A controversial scheme to build 78 new homes on grazing land has been recommended for approval when it goes before planning bosses on Tuesday.
Local residents say their concerns have been “totally ignored” by council officers, and implored members of South Ribble’s planning committee to throw out the plans for land north of Methuen Drive and at Olive Farm, Hoghton.
Applicants Galliford Try Partnerships have proposed 39 of the homes will be for shared ownership or to rent, with access from the head of Methuen Drive.
The council has received 110 letters of objection from residents, citing problems with density, access, flooding and overshadowing .
Hoghton Parish Council have also objected, highlighting the impact on local infrastructure, and The Campaign to Protect Rural England questionned the need for housing/affordable housing, access, and poor design.
John Bremers, representing residents, said the development was an “exercise in box-ticking” over affordable homes in the borough, and that council officers “are not interested in what is needed by local residents.”

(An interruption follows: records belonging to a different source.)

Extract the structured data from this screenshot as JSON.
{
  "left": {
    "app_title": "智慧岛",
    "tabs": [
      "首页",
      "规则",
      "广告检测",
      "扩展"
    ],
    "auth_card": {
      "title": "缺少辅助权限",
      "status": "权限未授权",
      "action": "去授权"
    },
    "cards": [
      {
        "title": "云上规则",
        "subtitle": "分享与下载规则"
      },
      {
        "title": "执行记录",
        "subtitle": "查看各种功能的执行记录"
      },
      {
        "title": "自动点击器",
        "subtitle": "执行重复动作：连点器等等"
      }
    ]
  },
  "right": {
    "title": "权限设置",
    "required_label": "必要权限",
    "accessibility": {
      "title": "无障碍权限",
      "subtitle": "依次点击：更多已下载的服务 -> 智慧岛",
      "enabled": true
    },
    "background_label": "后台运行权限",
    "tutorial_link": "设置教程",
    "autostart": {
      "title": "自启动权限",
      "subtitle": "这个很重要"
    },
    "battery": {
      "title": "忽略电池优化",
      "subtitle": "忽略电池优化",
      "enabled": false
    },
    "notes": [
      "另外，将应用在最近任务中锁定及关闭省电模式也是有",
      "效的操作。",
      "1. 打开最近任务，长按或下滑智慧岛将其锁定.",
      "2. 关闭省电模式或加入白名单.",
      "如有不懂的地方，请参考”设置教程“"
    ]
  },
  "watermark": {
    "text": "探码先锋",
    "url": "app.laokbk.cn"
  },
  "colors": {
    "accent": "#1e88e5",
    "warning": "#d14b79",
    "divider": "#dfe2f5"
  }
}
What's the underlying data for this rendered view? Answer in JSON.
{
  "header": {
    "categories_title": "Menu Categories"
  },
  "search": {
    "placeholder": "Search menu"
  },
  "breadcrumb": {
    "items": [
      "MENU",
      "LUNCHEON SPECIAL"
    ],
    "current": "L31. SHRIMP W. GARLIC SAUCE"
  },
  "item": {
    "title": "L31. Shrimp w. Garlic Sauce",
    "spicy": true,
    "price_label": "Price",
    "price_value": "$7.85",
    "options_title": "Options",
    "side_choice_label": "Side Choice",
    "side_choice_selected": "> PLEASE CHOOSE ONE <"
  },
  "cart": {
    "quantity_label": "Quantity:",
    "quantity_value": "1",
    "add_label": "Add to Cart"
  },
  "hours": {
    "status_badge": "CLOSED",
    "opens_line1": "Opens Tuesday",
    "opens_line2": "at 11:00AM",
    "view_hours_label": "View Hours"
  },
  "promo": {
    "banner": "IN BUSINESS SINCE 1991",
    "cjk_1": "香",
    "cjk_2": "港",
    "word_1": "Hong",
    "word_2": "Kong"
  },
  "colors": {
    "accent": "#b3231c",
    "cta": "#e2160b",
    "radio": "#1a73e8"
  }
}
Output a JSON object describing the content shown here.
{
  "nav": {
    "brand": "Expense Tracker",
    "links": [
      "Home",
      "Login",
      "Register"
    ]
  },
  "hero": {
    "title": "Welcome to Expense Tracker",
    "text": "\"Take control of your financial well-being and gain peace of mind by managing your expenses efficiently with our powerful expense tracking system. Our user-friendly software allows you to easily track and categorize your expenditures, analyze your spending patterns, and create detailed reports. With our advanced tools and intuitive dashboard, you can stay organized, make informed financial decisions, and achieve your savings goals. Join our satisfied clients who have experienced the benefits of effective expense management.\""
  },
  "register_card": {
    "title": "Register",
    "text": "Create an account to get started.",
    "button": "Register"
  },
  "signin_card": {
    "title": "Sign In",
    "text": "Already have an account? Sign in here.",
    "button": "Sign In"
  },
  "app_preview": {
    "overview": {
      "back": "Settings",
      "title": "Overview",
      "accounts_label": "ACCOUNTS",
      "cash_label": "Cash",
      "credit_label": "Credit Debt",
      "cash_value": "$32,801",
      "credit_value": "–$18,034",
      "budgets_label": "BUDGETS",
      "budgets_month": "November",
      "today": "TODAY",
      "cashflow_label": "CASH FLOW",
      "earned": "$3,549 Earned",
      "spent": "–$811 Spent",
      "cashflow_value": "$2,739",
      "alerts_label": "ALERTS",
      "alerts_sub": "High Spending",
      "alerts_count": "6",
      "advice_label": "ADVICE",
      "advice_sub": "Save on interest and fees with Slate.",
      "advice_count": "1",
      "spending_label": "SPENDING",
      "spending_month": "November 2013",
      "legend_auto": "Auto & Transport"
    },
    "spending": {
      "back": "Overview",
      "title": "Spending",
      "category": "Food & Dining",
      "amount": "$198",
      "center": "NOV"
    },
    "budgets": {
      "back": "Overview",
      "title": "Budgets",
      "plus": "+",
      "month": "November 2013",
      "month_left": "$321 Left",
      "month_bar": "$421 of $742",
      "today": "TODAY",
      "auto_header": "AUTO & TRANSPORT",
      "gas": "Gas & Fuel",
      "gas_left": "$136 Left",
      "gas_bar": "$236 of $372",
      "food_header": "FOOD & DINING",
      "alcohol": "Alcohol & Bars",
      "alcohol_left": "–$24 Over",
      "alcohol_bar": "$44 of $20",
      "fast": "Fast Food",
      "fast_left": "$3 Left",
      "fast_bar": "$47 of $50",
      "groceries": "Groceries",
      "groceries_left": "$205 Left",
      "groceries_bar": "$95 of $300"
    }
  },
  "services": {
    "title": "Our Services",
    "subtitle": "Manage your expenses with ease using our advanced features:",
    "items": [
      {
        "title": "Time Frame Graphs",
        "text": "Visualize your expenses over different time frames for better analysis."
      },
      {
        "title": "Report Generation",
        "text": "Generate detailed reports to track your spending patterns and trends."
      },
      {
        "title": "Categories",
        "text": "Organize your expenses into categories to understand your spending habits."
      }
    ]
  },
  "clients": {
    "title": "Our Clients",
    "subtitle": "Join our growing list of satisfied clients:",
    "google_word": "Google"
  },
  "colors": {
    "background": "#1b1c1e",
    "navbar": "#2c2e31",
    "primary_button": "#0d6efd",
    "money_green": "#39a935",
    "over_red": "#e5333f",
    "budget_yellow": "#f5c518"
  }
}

He also complained about a lack of public consultation.
An officers’ report states the development would meet affordable housing needs, the proposed mixture of house types and designs are “not considered to be out of character with the surrounding area”, and the density of 32.9 dwellings per hectare and is “not dissimilar to other approved sites”.
Officers said the properties would not result in undue overlooking or a loss of privacy, and Lancashire County Highways have raised no objections, saying extra traffic flow would have a “negligible impact on safety and capacity in the immediate vicinity of the site”.
Galliford Try Partnerships declined to comment.